Gene-editing technology could lead to new targeted therapies and help clinicians catch developing cancers before they metastasize.

Through the novel use of CRISPR gene editing, researchers have identified the sequence of genetic changes that allow benign moles to transform into melanoma, according to a recent study. The findings could lead to new targeted therapies and help clinicians detect developing skin cancers before they spread, according to the authors.

The research was published in 2 companion papers in Cancer Cell.

Researchers from UC San Francisco systematically traced how new mutations and changes in gene activity break down cellular protective mechanisms—triggering the transformation and spread of melanoma. In doing this, the researchers identified key molecular biomarkers that could be used by health care providers to detect rapidly progressing melanomas that require additional treatment.

Dermatologists currently assess melanoma progression based on the thickness of the lesion to determine whether surgery alone will be sufficient to eliminate the cancer; however, this approach is not always reliable.

“It’s a very crude assessment of the progression state of a tumor to measure it with a ruler,” study author Boris Bastian, MD, PhD, a UCSF Health skin cancer pathologist, said in a press release. “We’d prefer to be able to measure a mole’s genetic state to assess its risk of turning malignant, but the biology of this transformation has not been fully understood.”

In the first study, the researchers profiled both DNA and RNA from matching melanoma samples and precursor moles from the same patients. The researchers evaluated a unique dataset of 230 surgically removed melanoma tissue samples from 82 patients in which malignant tumors and the benign moles from which they had developed were preserved side by side. The researchers also obtained matched samples of metastatic tumors and the primary melanomas in the skin from which the metastatic colonies had derived.

The researchers sequenced tumor DNA to identify gene mutations arising at different stages of cancer evolution and measured changes in RNA to connect these mutations to related changes in gene activity. According to their findings, multiple gene independent mutations come into play, controlling cell growth, tumor suppression, and DNA regulation until enough mutations accumulate to break down cells’ natural protective mechanisms and trigger cancer.
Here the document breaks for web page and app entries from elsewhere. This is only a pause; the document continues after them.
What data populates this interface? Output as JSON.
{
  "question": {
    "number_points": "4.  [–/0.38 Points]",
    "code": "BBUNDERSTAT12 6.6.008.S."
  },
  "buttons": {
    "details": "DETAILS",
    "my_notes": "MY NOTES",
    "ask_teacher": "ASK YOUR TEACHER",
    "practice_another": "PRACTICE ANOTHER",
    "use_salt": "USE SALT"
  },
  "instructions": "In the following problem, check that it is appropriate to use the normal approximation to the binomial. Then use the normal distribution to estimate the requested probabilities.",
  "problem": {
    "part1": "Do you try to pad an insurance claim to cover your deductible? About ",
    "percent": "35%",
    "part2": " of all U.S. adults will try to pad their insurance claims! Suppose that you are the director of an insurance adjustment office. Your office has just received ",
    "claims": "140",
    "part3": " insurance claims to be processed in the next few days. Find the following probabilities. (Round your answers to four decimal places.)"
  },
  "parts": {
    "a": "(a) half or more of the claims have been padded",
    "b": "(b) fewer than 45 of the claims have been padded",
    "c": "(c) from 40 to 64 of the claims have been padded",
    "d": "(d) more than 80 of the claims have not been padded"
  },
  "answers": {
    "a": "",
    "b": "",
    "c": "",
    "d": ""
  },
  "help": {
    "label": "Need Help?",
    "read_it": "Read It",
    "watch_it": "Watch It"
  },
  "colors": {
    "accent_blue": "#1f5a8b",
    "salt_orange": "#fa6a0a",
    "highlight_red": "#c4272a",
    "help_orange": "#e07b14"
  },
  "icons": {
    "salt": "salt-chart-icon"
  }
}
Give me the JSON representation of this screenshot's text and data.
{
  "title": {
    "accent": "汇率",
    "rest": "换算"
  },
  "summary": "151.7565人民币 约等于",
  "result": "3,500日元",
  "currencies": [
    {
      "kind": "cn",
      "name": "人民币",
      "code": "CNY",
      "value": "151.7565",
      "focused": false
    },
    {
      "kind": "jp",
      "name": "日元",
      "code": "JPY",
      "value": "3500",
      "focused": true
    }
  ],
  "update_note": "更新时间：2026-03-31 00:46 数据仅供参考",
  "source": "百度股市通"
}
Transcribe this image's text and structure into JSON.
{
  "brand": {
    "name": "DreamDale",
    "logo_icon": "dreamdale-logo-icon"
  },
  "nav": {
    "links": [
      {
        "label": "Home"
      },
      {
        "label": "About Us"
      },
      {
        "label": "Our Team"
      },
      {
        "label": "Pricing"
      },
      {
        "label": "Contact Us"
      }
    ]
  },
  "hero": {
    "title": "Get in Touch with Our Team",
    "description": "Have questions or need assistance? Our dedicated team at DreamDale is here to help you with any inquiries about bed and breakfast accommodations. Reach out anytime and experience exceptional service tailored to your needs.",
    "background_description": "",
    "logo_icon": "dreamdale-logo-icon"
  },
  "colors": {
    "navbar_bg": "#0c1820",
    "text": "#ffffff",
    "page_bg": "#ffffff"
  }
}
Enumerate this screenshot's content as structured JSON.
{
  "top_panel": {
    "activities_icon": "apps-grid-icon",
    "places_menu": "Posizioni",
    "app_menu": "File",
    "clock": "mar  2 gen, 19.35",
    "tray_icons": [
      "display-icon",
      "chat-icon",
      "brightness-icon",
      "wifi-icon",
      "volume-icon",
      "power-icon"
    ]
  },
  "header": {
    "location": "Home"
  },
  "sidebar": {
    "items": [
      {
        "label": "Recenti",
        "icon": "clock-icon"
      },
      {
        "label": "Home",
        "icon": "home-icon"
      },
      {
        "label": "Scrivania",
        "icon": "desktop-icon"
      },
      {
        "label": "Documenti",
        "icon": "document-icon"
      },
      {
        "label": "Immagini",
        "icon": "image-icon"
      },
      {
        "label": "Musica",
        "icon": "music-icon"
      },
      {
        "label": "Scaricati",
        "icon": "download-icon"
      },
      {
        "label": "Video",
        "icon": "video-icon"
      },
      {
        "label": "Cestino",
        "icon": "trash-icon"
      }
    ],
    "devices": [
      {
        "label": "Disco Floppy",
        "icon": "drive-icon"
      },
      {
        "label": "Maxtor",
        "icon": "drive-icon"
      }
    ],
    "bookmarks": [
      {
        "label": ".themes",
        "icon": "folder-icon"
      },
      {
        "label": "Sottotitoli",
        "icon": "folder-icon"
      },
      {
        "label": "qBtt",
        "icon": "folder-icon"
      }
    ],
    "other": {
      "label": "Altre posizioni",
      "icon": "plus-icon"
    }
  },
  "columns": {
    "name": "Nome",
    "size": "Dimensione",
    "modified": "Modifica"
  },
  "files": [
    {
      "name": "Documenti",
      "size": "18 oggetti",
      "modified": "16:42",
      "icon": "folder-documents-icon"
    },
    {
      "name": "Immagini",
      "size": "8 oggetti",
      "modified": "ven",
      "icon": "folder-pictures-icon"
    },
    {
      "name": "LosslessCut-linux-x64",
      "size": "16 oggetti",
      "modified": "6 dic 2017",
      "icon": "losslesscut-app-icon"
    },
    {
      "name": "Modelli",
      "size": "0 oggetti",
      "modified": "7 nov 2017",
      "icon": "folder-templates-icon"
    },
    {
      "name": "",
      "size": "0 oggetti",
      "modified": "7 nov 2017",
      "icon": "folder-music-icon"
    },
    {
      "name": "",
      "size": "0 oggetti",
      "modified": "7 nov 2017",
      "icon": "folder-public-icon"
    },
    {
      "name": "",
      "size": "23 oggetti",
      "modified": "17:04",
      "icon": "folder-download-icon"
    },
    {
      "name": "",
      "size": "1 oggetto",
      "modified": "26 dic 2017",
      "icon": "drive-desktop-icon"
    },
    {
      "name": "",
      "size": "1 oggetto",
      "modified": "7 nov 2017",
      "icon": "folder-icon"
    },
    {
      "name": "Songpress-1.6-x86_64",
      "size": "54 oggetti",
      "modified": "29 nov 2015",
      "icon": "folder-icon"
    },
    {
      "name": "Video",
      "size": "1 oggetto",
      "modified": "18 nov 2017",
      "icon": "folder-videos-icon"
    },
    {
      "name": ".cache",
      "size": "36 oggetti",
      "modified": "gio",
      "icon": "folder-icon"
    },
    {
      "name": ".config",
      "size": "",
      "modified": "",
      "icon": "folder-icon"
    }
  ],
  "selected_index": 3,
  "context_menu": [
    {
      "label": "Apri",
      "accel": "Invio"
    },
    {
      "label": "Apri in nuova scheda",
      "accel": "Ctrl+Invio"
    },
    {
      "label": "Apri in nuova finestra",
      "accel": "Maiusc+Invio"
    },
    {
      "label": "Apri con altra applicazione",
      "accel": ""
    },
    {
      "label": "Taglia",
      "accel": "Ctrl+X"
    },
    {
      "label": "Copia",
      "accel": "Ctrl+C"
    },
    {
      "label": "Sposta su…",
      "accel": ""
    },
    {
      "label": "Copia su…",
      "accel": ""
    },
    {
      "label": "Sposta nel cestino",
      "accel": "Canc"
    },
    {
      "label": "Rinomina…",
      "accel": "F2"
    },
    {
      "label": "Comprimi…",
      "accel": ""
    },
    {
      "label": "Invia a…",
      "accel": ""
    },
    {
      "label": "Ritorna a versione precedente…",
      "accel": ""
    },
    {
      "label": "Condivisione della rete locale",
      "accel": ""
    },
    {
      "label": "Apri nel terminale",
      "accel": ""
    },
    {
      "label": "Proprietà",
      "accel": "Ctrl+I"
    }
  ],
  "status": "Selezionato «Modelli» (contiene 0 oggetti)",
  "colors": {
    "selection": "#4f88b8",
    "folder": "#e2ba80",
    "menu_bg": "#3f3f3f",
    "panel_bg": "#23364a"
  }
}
Additionally, the researchers also found that moles consistently developed mutations in the SWI/SNF class of DNA regulatory genes, indicating that this marker could be used to identify potentially harmful moles in need of treatment.

In the second study, the researchers demonstrated a novel use for CRISPR gene-editing and identified a key mechanism in melanoma’s ability to metastasize.

To recreate and study the steps of melanoma evolution, the researchers precisely inserted the genetic sequence of mutations into normal human skin cells in the lab. They found that mutations disrupting the central tumor suppressor gene CDKN2A did not simply unleash tumor growth, but also caused affected cells to become highly mobile through the activation of a transcription factor protein called BRN2.

The researchers hope that the findings will lead to new research into rapid treatment and diagnosis of melanoma, and be used to develop clinical genetic tests that will be able to identify patients at highest risk.

“Because we haven’t had the tools to identify who is at high risk of metastasis, we have tended to treat everybody as if they were at high risk, exposing them to intense treatment and potential side effects,” Dr Bastian said in the press release. “We anticipate that looking at genetic changes in melanoma samples here at UCSF will allow us to identify melanomas that have progressed to a dangerous state and deploy systemic treatments earlier, which will increase their effectiveness for our patients.”


Shain AH, Joseph NM, Yu R, et al. Genomic and transcriptomic analysis reveals incremental disruption of key signaling pathways during melanoma evolution. 2018.

Zeng H, Jorapur A, Shain AH, et al. Bi-allelic loss of CDKN2A initiates melanoma invasion via BRN2 activation. 2018.

Evolution of Melanoma Reveals Opportunities for Intervention [news release]. UCSF’s website. Accessed July 10, 2018.